Sixteen federal assistant attorneys have asked U.S. Attorney William Barr not to authorize investigations into election fraud. Assistant attorneys stated this in a letter, which is at hand Washington Post.
It is unclear how many assistant lawyers Bar has appointed to investigate possible election fraud.
Incumbent President Donald Trump called election fraud on and before election day. He has not yet provided any evidence for this. Barr wrote in his previous letter to lawyers that “no evidence of fraud has yet been found.”
Despite this, Barr wanted federal assistant prosecutors to verify “serious allegations such as voting and counting irregularities”, especially in areas where this could affect the final decision.
Those involved argue that there is no evidence so far that such fraud has taken place. In addition, they did not accept the argument that the investigations had a “small impact” on the election. Bar argues that this is because a referendum has already been taken and they only had to wait for the result.
The controversial policy change is facing more opposition
Barr’s decision on Monday to hold an inquiry into election fraud was seen as a controversial decision. After all, the policy is that the Ministry of Justice will not run in the election unless a final decision is made yet. After the winners were announced in the states of Georgia and North Carolina, the final results were released by the American media on Friday.

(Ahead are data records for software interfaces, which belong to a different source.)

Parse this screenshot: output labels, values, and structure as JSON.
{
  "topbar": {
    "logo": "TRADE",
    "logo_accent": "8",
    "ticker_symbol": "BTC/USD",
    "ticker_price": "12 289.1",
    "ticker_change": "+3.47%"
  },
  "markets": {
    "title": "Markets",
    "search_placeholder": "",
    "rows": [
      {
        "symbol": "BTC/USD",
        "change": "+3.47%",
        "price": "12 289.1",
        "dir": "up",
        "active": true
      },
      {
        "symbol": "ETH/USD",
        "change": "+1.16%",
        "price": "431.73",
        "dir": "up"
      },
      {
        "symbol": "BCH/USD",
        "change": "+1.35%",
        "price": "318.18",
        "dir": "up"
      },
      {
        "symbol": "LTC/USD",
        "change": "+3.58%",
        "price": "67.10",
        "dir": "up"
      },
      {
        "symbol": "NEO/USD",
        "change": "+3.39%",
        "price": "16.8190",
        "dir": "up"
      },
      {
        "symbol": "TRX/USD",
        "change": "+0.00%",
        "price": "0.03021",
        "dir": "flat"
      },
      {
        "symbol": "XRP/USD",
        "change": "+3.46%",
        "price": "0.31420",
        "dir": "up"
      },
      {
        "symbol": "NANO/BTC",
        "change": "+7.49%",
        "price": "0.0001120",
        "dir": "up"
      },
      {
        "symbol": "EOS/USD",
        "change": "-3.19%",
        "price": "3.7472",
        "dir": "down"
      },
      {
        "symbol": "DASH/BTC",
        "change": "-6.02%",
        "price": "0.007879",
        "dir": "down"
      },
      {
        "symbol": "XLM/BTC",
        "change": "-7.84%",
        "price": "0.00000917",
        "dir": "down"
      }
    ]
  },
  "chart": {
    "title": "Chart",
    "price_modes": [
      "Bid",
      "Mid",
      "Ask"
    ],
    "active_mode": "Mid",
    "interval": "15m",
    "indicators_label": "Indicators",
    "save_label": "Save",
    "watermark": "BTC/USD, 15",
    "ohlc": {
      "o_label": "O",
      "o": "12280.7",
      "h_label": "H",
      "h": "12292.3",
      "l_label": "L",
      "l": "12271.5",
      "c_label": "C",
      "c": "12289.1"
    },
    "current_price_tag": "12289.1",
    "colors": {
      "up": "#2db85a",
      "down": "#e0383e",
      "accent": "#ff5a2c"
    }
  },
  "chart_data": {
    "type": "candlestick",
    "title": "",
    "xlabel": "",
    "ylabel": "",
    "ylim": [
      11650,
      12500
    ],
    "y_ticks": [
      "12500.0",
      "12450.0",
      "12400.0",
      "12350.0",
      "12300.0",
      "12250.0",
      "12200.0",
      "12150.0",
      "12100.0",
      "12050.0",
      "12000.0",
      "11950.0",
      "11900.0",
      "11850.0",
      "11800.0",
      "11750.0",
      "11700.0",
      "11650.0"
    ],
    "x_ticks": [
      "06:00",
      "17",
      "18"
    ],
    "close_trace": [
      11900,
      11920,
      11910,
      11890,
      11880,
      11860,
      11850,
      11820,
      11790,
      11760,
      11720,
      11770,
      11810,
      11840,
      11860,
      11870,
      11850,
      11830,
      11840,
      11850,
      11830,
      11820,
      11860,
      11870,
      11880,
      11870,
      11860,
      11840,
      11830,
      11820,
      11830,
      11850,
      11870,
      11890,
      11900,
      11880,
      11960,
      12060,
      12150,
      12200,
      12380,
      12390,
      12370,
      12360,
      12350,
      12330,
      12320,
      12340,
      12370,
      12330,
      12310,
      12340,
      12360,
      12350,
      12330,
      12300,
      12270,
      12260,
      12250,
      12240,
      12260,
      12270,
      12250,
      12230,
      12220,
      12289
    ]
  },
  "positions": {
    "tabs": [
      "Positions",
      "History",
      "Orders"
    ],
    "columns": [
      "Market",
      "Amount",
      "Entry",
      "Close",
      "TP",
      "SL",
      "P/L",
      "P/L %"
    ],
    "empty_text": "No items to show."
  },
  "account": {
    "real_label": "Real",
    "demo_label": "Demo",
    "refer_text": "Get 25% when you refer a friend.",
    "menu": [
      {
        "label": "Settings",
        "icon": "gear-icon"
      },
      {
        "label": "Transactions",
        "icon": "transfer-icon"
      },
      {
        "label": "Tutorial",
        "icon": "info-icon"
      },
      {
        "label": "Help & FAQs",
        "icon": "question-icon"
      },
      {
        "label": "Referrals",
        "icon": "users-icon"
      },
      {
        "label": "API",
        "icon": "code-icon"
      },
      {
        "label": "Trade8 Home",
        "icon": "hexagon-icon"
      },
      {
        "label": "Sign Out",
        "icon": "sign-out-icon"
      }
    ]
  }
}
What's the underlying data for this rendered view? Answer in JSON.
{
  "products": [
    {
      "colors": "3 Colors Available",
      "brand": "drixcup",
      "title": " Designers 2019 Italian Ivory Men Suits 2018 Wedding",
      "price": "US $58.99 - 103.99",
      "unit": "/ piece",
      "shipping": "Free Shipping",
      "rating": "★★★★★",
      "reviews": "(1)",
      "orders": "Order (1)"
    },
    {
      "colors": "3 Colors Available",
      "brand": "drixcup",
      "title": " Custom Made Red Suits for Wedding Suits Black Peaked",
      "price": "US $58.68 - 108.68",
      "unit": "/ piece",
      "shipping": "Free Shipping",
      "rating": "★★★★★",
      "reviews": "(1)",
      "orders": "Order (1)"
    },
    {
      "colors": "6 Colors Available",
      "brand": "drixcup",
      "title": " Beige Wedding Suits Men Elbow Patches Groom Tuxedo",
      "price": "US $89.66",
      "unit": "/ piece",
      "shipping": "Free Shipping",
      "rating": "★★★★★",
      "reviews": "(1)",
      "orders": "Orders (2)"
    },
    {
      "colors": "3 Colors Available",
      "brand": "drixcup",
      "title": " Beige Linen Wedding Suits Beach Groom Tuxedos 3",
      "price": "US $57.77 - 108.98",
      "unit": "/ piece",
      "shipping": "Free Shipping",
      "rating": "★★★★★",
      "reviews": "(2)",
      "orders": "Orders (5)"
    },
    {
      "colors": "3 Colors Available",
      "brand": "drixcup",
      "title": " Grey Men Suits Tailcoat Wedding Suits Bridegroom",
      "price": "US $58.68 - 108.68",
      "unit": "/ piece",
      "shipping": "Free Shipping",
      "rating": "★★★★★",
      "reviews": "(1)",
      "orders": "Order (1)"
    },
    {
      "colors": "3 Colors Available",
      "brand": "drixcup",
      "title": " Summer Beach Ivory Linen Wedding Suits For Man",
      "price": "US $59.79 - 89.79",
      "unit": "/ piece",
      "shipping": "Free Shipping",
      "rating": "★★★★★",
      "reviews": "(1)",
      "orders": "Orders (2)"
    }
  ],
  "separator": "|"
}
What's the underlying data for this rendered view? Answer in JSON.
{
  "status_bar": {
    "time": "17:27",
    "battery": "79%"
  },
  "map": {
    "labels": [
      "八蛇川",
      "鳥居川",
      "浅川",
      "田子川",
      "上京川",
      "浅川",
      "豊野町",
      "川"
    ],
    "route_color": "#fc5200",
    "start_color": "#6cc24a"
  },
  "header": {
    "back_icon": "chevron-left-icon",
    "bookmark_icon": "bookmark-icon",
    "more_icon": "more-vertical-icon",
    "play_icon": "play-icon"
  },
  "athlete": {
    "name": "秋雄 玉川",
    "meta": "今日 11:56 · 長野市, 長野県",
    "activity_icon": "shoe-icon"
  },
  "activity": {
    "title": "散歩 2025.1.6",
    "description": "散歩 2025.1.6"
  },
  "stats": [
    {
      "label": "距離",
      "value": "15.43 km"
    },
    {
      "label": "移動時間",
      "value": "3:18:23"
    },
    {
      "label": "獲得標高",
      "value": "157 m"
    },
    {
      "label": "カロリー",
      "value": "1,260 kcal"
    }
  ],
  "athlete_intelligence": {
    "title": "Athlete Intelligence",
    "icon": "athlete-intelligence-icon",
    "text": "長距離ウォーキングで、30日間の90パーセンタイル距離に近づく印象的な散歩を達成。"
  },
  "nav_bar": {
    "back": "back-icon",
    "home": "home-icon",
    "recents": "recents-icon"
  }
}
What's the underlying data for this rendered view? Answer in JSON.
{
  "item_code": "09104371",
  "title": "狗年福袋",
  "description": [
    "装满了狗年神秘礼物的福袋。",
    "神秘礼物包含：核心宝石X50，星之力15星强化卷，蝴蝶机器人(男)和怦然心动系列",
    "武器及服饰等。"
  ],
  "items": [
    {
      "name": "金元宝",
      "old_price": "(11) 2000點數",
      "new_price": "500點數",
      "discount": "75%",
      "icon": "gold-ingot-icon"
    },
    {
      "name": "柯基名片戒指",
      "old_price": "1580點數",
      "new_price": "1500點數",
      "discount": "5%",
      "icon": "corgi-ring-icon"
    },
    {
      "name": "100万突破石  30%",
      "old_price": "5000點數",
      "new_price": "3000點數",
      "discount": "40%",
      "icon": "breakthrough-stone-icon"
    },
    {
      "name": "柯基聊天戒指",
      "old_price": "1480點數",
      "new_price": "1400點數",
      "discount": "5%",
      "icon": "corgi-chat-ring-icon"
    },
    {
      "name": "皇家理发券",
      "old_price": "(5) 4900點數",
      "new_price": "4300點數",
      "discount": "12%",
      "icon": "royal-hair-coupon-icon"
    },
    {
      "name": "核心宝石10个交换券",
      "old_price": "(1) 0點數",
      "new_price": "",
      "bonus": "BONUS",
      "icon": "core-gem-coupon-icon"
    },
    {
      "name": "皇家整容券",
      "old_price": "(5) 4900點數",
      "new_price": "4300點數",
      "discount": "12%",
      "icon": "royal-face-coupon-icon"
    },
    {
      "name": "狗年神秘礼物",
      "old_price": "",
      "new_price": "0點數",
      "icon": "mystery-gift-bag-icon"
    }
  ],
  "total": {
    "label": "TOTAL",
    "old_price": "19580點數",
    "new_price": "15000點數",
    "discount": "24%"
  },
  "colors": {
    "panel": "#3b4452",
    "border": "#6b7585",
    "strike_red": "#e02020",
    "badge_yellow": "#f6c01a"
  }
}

“Policy change is not based on factual evidence,” the assistant attorneys write. Earlier, Richard Bilker, the head of the judiciary responsible for investigations into possible crimes surrounding elections, had already resigned in protest of the new policy.
A spokesman for the Ministry of Justice said in a statement Washington Post Lawyers have misread the first letter to Bar.
Trump has not yet acknowledged Biden’s election victory
Trump has not yet acknowledged his loss. Instead, the current president filed numerous lawsuits against various states for fraud.
His campaign team dropped a lawsuit against the Arizona state election results Friday. There may have been flaws in the voting machines, but they only affected “191” voters. Trump lost by more than ten thousand votes.
Incidentally, withdrawing the case does not mean that there will be no subsequent case. “The campaign committee is constantly considering President Trump’s options in Arizona,” a spokesman said.